While I support all efforts to cut back on meat and milk, it sort of amazes me that “one vegan meal per day” is not something that just happens naturally in most diets. Do most people really eat animal products with every single meal?
When you think about it, I guess it’s not so surprising, though. Cereal and milk, bread and butter or eggs and meat are common breakfasts. Most dinner and lunch dishes — even those centered on veggies, beans or whole grains — tend to contain some cheese, butter, cream or milk protein.
I’m currently eating a mostly vegan diet myself and living with two strict vegans who don’t want non-vegan food in the house. I’ve breached this rule unintentionally quite a few times, just because things one might not think to check for animal products — veggie cheese, 100% whole wheat bread, almond crackers — often do.
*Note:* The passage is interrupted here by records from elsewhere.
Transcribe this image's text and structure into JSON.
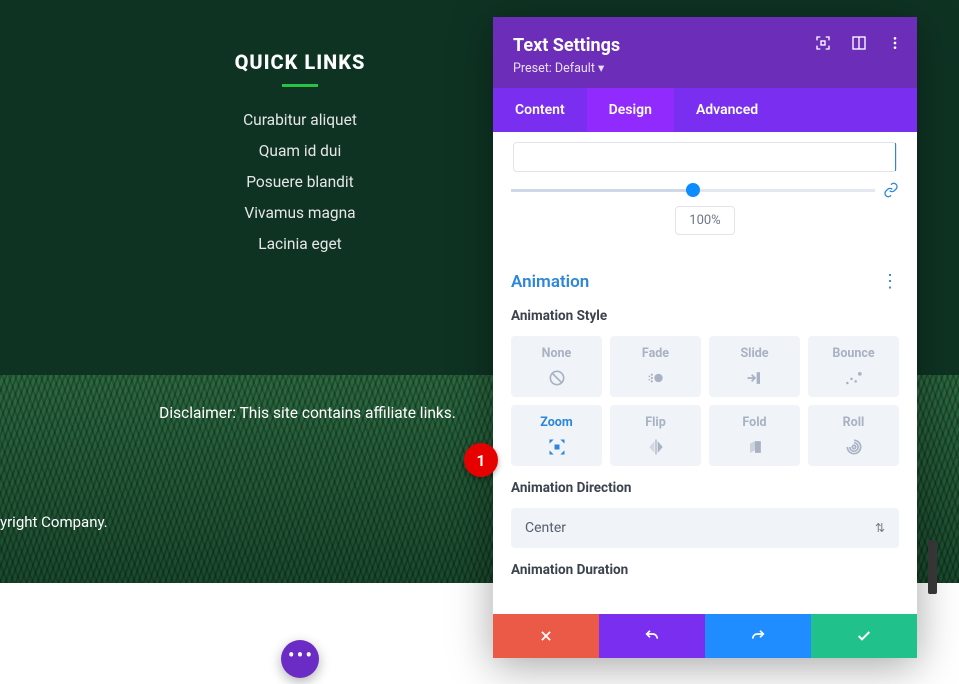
{
  "page": {
    "quick_links": {
      "title": "QUICK LINKS",
      "items": [
        "Curabitur aliquet",
        "Quam id dui",
        "Posuere blandit",
        "Vivamus magna",
        "Lacinia eget"
      ]
    },
    "disclaimer": "Disclaimer: This site contains affiliate links.",
    "copyright": "yright Company."
  },
  "panel": {
    "title": "Text Settings",
    "preset": "Preset: Default ▾",
    "tabs": {
      "content": "Content",
      "design": "Design",
      "advanced": "Advanced",
      "active": "design"
    },
    "slider_value": "100%",
    "section_animation": "Animation",
    "label_style": "Animation Style",
    "styles": [
      {
        "key": "none",
        "label": "None"
      },
      {
        "key": "fade",
        "label": "Fade"
      },
      {
        "key": "slide",
        "label": "Slide"
      },
      {
        "key": "bounce",
        "label": "Bounce"
      },
      {
        "key": "zoom",
        "label": "Zoom"
      },
      {
        "key": "flip",
        "label": "Flip"
      },
      {
        "key": "fold",
        "label": "Fold"
      },
      {
        "key": "roll",
        "label": "Roll"
      }
    ],
    "style_selected": "zoom",
    "label_direction": "Animation Direction",
    "direction_value": "Center",
    "label_duration": "Animation Duration"
  },
  "annotation": {
    "badge_1": "1"
  }
}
That being said, with a little vigilance giving up animal products — for one meal a day, one day a week or all the time — is also not as hard or joyless as a lot of people assume. Borges told Life & Style that instead of chips, Beyonce snacks on edamame, a green apple or cucumbers sprinkled with vinegar, cayenne pepper and lemon.
All of that sounds delicious, but keep in mind that lots of more traditionally snack-y snacks can also be vegan. Salty potato and beet chips; multigrain tortillas with salsa (and vegan cheese, if that’s your thing); water crackers and veggies smeared with hummus or baba ganoush; and stove-popped popcorn sprinkled with spices all make healthy, vegan treats.